• _What needs to be done_
Before you reproduce the entries that follow, strip out any image they contain and keep the rest exact.

════════════════════

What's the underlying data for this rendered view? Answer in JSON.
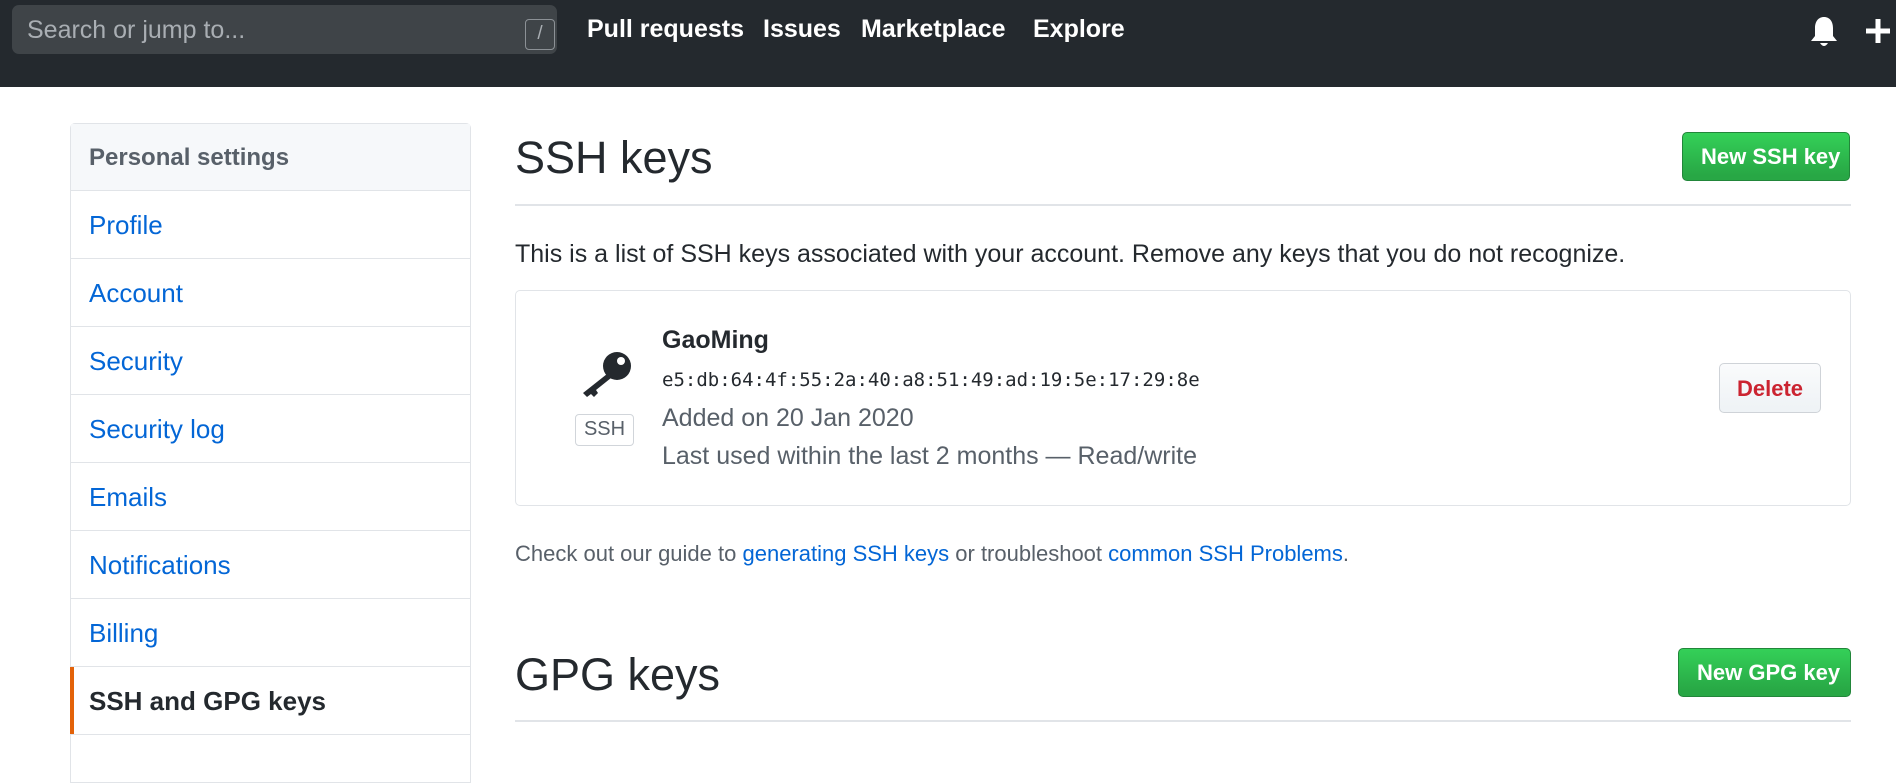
{
  "header": {
    "search_placeholder": "Search or jump to...",
    "search_shortcut": "/",
    "nav": [
      "Pull requests",
      "Issues",
      "Marketplace",
      "Explore"
    ],
    "icons": [
      "bell-icon",
      "plus-icon"
    ],
    "background_color": "#24292e"
  },
  "sidebar": {
    "heading": "Personal settings",
    "items": [
      {
        "label": "Profile"
      },
      {
        "label": "Account"
      },
      {
        "label": "Security"
      },
      {
        "label": "Security log"
      },
      {
        "label": "Emails"
      },
      {
        "label": "Notifications"
      },
      {
        "label": "Billing"
      },
      {
        "label": "SSH and GPG keys",
        "active": true
      }
    ],
    "active_marker_color": "#e36209"
  },
  "ssh": {
    "title": "SSH keys",
    "new_button": "New SSH key",
    "intro": "This is a list of SSH keys associated with your account. Remove any keys that you do not recognize.",
    "keys": [
      {
        "badge": "SSH",
        "name": "GaoMing",
        "fingerprint": "e5:db:64:4f:55:2a:40:a8:51:49:ad:19:5e:17:29:8e",
        "added": "Added on 20 Jan 2020",
        "last_used": "Last used within the last 2 months — Read/write",
        "delete_label": "Delete",
        "icon": "key-icon"
      }
    ],
    "guide": {
      "prefix": "Check out our guide to ",
      "link1": "generating SSH keys",
      "middle": " or troubleshoot ",
      "link2": "common SSH Problems",
      "suffix": "."
    }
  },
  "gpg": {
    "title": "GPG keys",
    "new_button": "New GPG key"
  },
  "colors": {
    "accent_green": "#2ea44f",
    "link_blue": "#0366d6",
    "danger_red": "#cb2431"
  }
}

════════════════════

• _Solution_
What's the underlying data for this rendered view? Answer in JSON.
{
  "header": {
    "search_placeholder": "Search or jump to...",
    "search_shortcut": "/",
    "nav": [
      "Pull requests",
      "Issues",
      "Marketplace",
      "Explore"
    ],
    "icons": [
      "bell-icon",
      "plus-icon"
    ],
    "background_color": "#24292e"
  },
  "sidebar": {
    "heading": "Personal settings",
    "items": [
      {
        "label": "Profile"
      },
      {
        "label": "Account"
      },
      {
        "label": "Security"
      },
      {
        "label": "Security log"
      },
      {
        "label": "Emails"
      },
      {
        "label": "Notifications"
      },
      {
        "label": "Billing"
      },
      {
        "label": "SSH and GPG keys",
        "active": true
      }
    ],
    "active_marker_color": "#e36209"
  },
  "ssh": {
    "title": "SSH keys",
    "new_button": "New SSH key",
    "intro": "This is a list of SSH keys associated with your account. Remove any keys that you do not recognize.",
    "keys": [
      {
        "badge": "SSH",
        "name": "GaoMing",
        "fingerprint": "e5:db:64:4f:55:2a:40:a8:51:49:ad:19:5e:17:29:8e",
        "added": "Added on 20 Jan 2020",
        "last_used": "Last used within the last 2 months — Read/write",
        "delete_label": "Delete",
        "icon": "key-icon"
      }
    ],
    "guide": {
      "prefix": "Check out our guide to ",
      "link1": "generating SSH keys",
      "middle": " or troubleshoot ",
      "link2": "common SSH Problems",
      "suffix": "."
    }
  },
  "gpg": {
    "title": "GPG keys",
    "new_button": "New GPG key"
  },
  "colors": {
    "accent_green": "#2ea44f",
    "link_blue": "#0366d6",
    "danger_red": "#cb2431"
  }
}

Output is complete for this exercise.